Each record has to be returned exactly as it appears.

*** RECORDS PROVIDED ***

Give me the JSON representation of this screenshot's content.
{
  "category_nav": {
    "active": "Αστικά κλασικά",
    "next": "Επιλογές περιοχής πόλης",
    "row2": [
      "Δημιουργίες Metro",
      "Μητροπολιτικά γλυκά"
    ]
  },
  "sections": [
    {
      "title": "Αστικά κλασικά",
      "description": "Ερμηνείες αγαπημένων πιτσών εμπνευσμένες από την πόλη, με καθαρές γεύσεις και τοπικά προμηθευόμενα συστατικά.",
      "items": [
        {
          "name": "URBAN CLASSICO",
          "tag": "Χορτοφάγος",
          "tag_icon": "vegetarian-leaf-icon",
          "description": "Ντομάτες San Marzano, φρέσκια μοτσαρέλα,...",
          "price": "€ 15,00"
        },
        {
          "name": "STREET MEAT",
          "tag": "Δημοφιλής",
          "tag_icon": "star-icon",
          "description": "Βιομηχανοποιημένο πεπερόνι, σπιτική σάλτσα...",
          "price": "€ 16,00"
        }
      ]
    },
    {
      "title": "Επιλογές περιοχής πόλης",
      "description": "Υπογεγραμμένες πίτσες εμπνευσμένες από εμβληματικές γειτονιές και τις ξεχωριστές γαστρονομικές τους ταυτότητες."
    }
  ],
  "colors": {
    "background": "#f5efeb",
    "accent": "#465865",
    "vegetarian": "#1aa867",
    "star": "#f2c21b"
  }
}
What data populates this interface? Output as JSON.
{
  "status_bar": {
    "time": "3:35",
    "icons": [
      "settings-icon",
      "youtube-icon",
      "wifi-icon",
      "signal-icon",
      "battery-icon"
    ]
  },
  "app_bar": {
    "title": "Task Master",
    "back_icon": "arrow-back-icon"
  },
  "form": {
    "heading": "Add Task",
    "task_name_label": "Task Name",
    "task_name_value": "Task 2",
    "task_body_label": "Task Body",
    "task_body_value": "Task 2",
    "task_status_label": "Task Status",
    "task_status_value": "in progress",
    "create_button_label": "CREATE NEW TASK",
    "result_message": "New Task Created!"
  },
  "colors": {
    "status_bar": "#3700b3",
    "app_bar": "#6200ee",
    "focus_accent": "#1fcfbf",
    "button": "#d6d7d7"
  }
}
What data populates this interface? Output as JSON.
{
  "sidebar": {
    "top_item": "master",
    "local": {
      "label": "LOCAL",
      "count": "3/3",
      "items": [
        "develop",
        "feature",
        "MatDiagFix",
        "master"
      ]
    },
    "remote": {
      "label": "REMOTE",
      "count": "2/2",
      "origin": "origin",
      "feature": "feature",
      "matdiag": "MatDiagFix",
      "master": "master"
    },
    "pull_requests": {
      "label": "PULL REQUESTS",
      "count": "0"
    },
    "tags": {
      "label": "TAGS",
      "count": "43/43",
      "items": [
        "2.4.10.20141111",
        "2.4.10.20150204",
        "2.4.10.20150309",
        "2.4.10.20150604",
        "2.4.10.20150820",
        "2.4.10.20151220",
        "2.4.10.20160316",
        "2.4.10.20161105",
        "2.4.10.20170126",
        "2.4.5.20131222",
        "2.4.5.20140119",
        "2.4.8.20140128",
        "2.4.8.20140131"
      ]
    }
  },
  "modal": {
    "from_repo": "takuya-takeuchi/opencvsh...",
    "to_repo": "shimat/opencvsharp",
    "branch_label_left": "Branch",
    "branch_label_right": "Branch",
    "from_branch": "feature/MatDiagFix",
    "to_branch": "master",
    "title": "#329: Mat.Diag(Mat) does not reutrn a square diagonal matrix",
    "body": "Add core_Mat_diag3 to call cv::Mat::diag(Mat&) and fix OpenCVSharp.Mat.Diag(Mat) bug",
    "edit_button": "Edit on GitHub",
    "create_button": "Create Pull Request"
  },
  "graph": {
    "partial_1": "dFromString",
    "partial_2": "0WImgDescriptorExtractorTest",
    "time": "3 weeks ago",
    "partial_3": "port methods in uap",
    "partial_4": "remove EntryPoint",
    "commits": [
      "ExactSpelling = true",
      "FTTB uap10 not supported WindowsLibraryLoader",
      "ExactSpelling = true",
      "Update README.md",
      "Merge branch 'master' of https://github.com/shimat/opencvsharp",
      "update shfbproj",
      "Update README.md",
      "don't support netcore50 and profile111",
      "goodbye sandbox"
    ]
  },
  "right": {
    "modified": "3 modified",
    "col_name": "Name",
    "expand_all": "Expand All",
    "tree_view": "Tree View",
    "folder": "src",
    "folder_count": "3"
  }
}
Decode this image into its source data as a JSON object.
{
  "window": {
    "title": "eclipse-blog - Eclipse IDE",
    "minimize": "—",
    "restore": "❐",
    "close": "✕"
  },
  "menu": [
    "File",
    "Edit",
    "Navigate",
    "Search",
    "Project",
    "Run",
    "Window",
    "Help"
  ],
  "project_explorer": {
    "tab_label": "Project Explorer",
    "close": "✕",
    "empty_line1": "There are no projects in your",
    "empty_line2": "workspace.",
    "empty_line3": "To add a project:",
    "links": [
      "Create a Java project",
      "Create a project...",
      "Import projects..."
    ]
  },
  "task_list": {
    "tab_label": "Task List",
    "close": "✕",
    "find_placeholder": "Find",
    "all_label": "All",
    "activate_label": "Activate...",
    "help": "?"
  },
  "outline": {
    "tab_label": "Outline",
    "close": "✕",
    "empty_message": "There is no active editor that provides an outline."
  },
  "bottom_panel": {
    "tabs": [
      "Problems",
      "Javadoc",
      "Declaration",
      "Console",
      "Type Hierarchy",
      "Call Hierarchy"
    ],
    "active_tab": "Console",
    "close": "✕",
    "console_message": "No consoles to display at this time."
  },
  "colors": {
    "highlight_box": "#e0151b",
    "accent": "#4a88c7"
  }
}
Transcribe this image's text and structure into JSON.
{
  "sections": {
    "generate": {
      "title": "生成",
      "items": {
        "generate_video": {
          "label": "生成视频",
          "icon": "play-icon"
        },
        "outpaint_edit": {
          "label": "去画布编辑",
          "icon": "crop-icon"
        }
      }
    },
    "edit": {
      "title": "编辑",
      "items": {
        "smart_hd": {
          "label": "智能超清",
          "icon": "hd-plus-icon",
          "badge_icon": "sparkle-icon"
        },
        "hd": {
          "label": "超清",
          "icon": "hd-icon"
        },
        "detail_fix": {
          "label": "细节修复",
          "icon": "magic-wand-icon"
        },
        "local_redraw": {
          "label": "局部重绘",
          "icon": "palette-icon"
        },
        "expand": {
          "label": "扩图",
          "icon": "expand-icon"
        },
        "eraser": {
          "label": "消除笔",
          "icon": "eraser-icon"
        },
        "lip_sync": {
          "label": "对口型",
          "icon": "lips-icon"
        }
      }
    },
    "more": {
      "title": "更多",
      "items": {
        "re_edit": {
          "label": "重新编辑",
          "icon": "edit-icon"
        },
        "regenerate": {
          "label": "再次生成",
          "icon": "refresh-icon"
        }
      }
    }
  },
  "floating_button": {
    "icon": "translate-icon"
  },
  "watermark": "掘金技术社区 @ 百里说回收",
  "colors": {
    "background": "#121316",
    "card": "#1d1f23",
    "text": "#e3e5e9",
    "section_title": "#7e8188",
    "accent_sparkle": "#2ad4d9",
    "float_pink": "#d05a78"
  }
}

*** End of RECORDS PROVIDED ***

## [ANSWER TO THE EXERCISE]
Give me the JSON representation of this screenshot's content.
{
  "category_nav": {
    "active": "Αστικά κλασικά",
    "next": "Επιλογές περιοχής πόλης",
    "row2": [
      "Δημιουργίες Metro",
      "Μητροπολιτικά γλυκά"
    ]
  },
  "sections": [
    {
      "title": "Αστικά κλασικά",
      "description": "Ερμηνείες αγαπημένων πιτσών εμπνευσμένες από την πόλη, με καθαρές γεύσεις και τοπικά προμηθευόμενα συστατικά.",
      "items": [
        {
          "name": "URBAN CLASSICO",
          "tag": "Χορτοφάγος",
          "tag_icon": "vegetarian-leaf-icon",
          "description": "Ντομάτες San Marzano, φρέσκια μοτσαρέλα,...",
          "price": "€ 15,00"
        },
        {
          "name": "STREET MEAT",
          "tag": "Δημοφιλής",
          "tag_icon": "star-icon",
          "description": "Βιομηχανοποιημένο πεπερόνι, σπιτική σάλτσα...",
          "price": "€ 16,00"
        }
      ]
    },
    {
      "title": "Επιλογές περιοχής πόλης",
      "description": "Υπογεγραμμένες πίτσες εμπνευσμένες από εμβληματικές γειτονιές και τις ξεχωριστές γαστρονομικές τους ταυτότητες."
    }
  ],
  "colors": {
    "background": "#f5efeb",
    "accent": "#465865",
    "vegetarian": "#1aa867",
    "star": "#f2c21b"
  }
}
What data populates this interface? Output as JSON.
{
  "status_bar": {
    "time": "3:35",
    "icons": [
      "settings-icon",
      "youtube-icon",
      "wifi-icon",
      "signal-icon",
      "battery-icon"
    ]
  },
  "app_bar": {
    "title": "Task Master",
    "back_icon": "arrow-back-icon"
  },
  "form": {
    "heading": "Add Task",
    "task_name_label": "Task Name",
    "task_name_value": "Task 2",
    "task_body_label": "Task Body",
    "task_body_value": "Task 2",
    "task_status_label": "Task Status",
    "task_status_value": "in progress",
    "create_button_label": "CREATE NEW TASK",
    "result_message": "New Task Created!"
  },
  "colors": {
    "status_bar": "#3700b3",
    "app_bar": "#6200ee",
    "focus_accent": "#1fcfbf",
    "button": "#d6d7d7"
  }
}
What data populates this interface? Output as JSON.
{
  "sidebar": {
    "top_item": "master",
    "local": {
      "label": "LOCAL",
      "count": "3/3",
      "items": [
        "develop",
        "feature",
        "MatDiagFix",
        "master"
      ]
    },
    "remote": {
      "label": "REMOTE",
      "count": "2/2",
      "origin": "origin",
      "feature": "feature",
      "matdiag": "MatDiagFix",
      "master": "master"
    },
    "pull_requests": {
      "label": "PULL REQUESTS",
      "count": "0"
    },
    "tags": {
      "label": "TAGS",
      "count": "43/43",
      "items": [
        "2.4.10.20141111",
        "2.4.10.20150204",
        "2.4.10.20150309",
        "2.4.10.20150604",
        "2.4.10.20150820",
        "2.4.10.20151220",
        "2.4.10.20160316",
        "2.4.10.20161105",
        "2.4.10.20170126",
        "2.4.5.20131222",
        "2.4.5.20140119",
        "2.4.8.20140128",
        "2.4.8.20140131"
      ]
    }
  },
  "modal": {
    "from_repo": "takuya-takeuchi/opencvsh...",
    "to_repo": "shimat/opencvsharp",
    "branch_label_left": "Branch",
    "branch_label_right": "Branch",
    "from_branch": "feature/MatDiagFix",
    "to_branch": "master",
    "title": "#329: Mat.Diag(Mat) does not reutrn a square diagonal matrix",
    "body": "Add core_Mat_diag3 to call cv::Mat::diag(Mat&) and fix OpenCVSharp.Mat.Diag(Mat) bug",
    "edit_button": "Edit on GitHub",
    "create_button": "Create Pull Request"
  },
  "graph": {
    "partial_1": "dFromString",
    "partial_2": "0WImgDescriptorExtractorTest",
    "time": "3 weeks ago",
    "partial_3": "port methods in uap",
    "partial_4": "remove EntryPoint",
    "commits": [
      "ExactSpelling = true",
      "FTTB uap10 not supported WindowsLibraryLoader",
      "ExactSpelling = true",
      "Update README.md",
      "Merge branch 'master' of https://github.com/shimat/opencvsharp",
      "update shfbproj",
      "Update README.md",
      "don't support netcore50 and profile111",
      "goodbye sandbox"
    ]
  },
  "right": {
    "modified": "3 modified",
    "col_name": "Name",
    "expand_all": "Expand All",
    "tree_view": "Tree View",
    "folder": "src",
    "folder_count": "3"
  }
}
Decode this image into its source data as a JSON object.
{
  "window": {
    "title": "eclipse-blog - Eclipse IDE",
    "minimize": "—",
    "restore": "❐",
    "close": "✕"
  },
  "menu": [
    "File",
    "Edit",
    "Navigate",
    "Search",
    "Project",
    "Run",
    "Window",
    "Help"
  ],
  "project_explorer": {
    "tab_label": "Project Explorer",
    "close": "✕",
    "empty_line1": "There are no projects in your",
    "empty_line2": "workspace.",
    "empty_line3": "To add a project:",
    "links": [
      "Create a Java project",
      "Create a project...",
      "Import projects..."
    ]
  },
  "task_list": {
    "tab_label": "Task List",
    "close": "✕",
    "find_placeholder": "Find",
    "all_label": "All",
    "activate_label": "Activate...",
    "help": "?"
  },
  "outline": {
    "tab_label": "Outline",
    "close": "✕",
    "empty_message": "There is no active editor that provides an outline."
  },
  "bottom_panel": {
    "tabs": [
      "Problems",
      "Javadoc",
      "Declaration",
      "Console",
      "Type Hierarchy",
      "Call Hierarchy"
    ],
    "active_tab": "Console",
    "close": "✕",
    "console_message": "No consoles to display at this time."
  },
  "colors": {
    "highlight_box": "#e0151b",
    "accent": "#4a88c7"
  }
}
Transcribe this image's text and structure into JSON.
{
  "sections": {
    "generate": {
      "title": "生成",
      "items": {
        "generate_video": {
          "label": "生成视频",
          "icon": "play-icon"
        },
        "outpaint_edit": {
          "label": "去画布编辑",
          "icon": "crop-icon"
        }
      }
    },
    "edit": {
      "title": "编辑",
      "items": {
        "smart_hd": {
          "label": "智能超清",
          "icon": "hd-plus-icon",
          "badge_icon": "sparkle-icon"
        },
        "hd": {
          "label": "超清",
          "icon": "hd-icon"
        },
        "detail_fix": {
          "label": "细节修复",
          "icon": "magic-wand-icon"
        },
        "local_redraw": {
          "label": "局部重绘",
          "icon": "palette-icon"
        },
        "expand": {
          "label": "扩图",
          "icon": "expand-icon"
        },
        "eraser": {
          "label": "消除笔",
          "icon": "eraser-icon"
        },
        "lip_sync": {
          "label": "对口型",
          "icon": "lips-icon"
        }
      }
    },
    "more": {
      "title": "更多",
      "items": {
        "re_edit": {
          "label": "重新编辑",
          "icon": "edit-icon"
        },
        "regenerate": {
          "label": "再次生成",
          "icon": "refresh-icon"
        }
      }
    }
  },
  "floating_button": {
    "icon": "translate-icon"
  },
  "watermark": "掘金技术社区 @ 百里说回收",
  "colors": {
    "background": "#121316",
    "card": "#1d1f23",
    "text": "#e3e5e9",
    "section_title": "#7e8188",
    "accent_sparkle": "#2ad4d9",
    "float_pink": "#d05a78"
  }
}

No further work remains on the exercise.